Maturity models have been around for more than three decades, as early as the 1980s. The original intent of the Capability Maturity Model (CMM) was to assess the United States Department of Defense (D.O.D.) contractors’ processes. The success of the software projects was measured using the CMM measurements. Higher maturity scores were equivalent to better processes. Higher scores also meant that the contractors used established and reputable processes and best practices for software design, development and quality assurance.
The context in which the term ‘maturity’ was used had special significance. It was used in reference to specific aspects of the assessment, where the level of organization and optimization of each operation could range from ad hoc to formal. Because CMM’s initial focus was particularly aimed at improving the software development process, its scope and application was very limited. For this reason, the Software Engineering Institute (SEI) at Carnegie Mellon University revised it. It then became known as the Capability Maturity Model Integration (CMMI). This new framework superseded the original CMM in scope.
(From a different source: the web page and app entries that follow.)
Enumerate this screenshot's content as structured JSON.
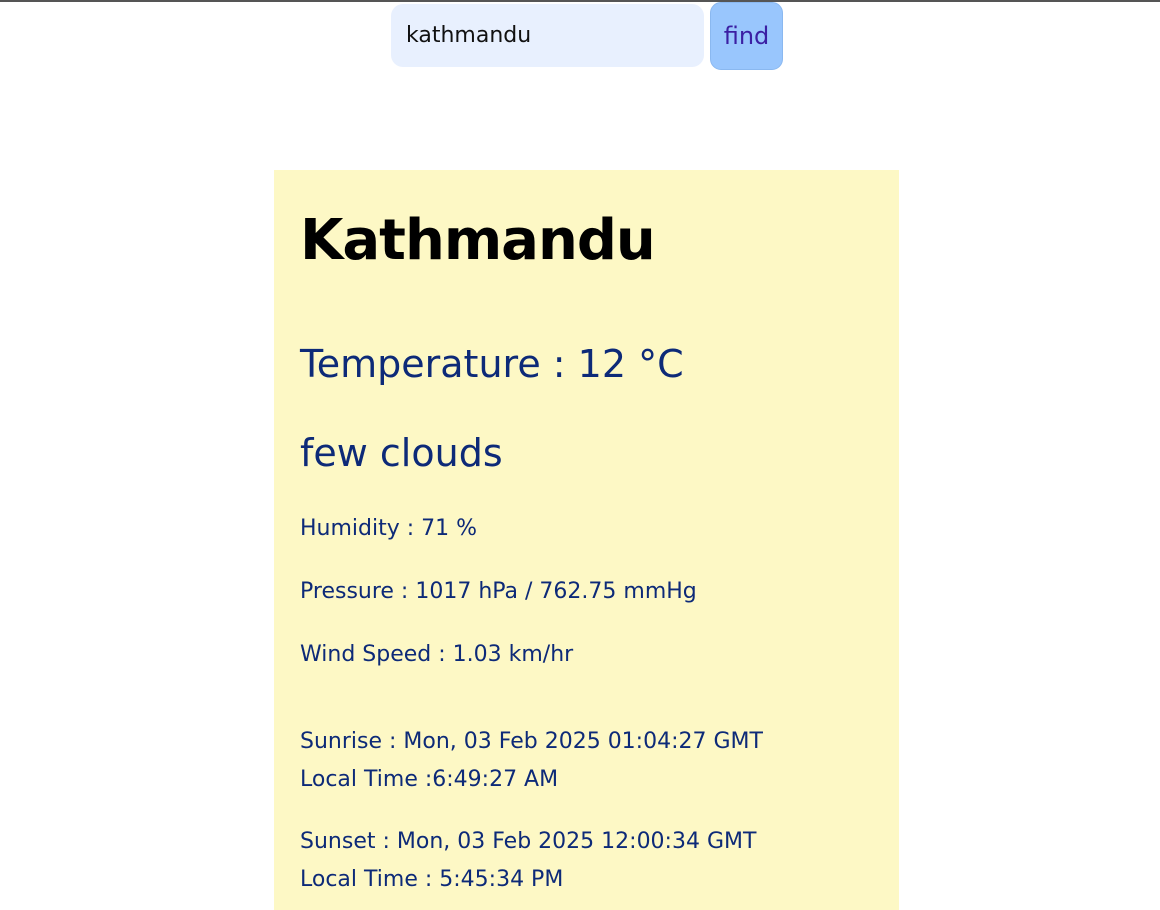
{
  "search": {
    "value": "kathmandu",
    "button_label": "find"
  },
  "weather": {
    "city": "Kathmandu",
    "temperature": "Temperature : 12 °C",
    "description": "few clouds",
    "humidity": "Humidity : 71 %",
    "pressure": "Pressure : 1017 hPa / 762.75 mmHg",
    "wind_speed": "Wind Speed : 1.03 km/hr",
    "sunrise": "Sunrise : Mon, 03 Feb 2025 01:04:27 GMT",
    "sunrise_local": "Local Time :6:49:27 AM",
    "sunset": "Sunset : Mon, 03 Feb 2025 12:00:34 GMT",
    "sunset_local": "Local Time : 5:45:34 PM"
  },
  "colors": {
    "card_background": "#fdf8c5",
    "text_primary": "#0d2a78",
    "button_background": "#99c6fd",
    "input_background": "#e8f0fe"
  }
}
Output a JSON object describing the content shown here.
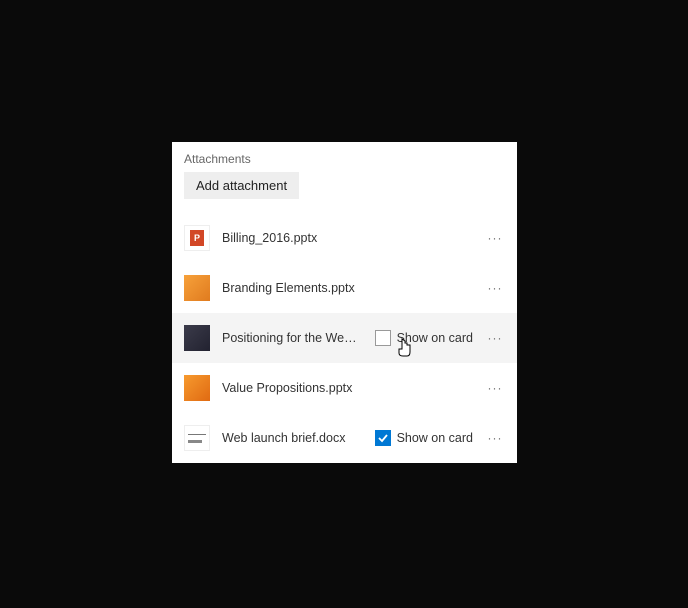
{
  "header": {
    "title": "Attachments",
    "add_label": "Add attachment"
  },
  "show_on_card_label": "Show on card",
  "more_glyph": "···",
  "cursor_row_index": 2,
  "attachments": [
    {
      "filename": "Billing_2016.pptx",
      "thumb": "th-pptx-red",
      "show_checkbox": false,
      "checked": false
    },
    {
      "filename": "Branding Elements.pptx",
      "thumb": "th-orange",
      "show_checkbox": false,
      "checked": false
    },
    {
      "filename": "Positioning for the Web.pptx",
      "thumb": "th-dark",
      "show_checkbox": true,
      "checked": false
    },
    {
      "filename": "Value Propositions.pptx",
      "thumb": "th-orange2",
      "show_checkbox": false,
      "checked": false
    },
    {
      "filename": "Web launch brief.docx",
      "thumb": "th-doc",
      "show_checkbox": true,
      "checked": true
    }
  ]
}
The extended scope of CMMI now allows it to have a footprint in multiple disciplines. These include Information and Communication Technology (ICT), business process management, service management, civil engineering, manufacturing and cybersecurity.